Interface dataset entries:
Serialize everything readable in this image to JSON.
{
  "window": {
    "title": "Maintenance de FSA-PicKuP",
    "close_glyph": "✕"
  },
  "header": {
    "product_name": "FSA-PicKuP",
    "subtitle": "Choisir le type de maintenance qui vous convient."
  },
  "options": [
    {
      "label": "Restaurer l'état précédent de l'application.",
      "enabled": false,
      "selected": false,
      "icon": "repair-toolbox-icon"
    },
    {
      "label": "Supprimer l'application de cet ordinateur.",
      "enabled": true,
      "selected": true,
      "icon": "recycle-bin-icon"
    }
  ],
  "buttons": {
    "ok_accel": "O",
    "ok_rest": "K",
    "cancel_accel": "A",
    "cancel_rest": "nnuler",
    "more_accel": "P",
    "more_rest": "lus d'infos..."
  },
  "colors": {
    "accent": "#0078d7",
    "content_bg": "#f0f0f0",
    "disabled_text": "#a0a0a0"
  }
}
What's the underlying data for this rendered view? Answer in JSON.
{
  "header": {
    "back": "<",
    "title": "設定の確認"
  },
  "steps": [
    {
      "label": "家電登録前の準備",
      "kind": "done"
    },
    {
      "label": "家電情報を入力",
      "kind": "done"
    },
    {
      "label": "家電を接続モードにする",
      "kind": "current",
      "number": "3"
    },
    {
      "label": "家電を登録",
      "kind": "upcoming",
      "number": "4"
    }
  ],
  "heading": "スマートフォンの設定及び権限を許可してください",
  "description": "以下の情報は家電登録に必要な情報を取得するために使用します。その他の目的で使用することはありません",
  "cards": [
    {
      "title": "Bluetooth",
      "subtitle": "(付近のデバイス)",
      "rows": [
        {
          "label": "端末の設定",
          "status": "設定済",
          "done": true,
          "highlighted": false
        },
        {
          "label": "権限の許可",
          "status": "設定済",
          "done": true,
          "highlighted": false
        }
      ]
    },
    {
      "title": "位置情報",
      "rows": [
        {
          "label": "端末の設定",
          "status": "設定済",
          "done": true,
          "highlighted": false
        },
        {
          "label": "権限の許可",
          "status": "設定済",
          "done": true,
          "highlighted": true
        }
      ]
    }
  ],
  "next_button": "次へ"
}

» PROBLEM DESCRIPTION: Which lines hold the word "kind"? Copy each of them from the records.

» WRITTEN RESPONSE:
      "kind": "done"
      "kind": "done"
      "kind": "current",
      "kind": "upcoming",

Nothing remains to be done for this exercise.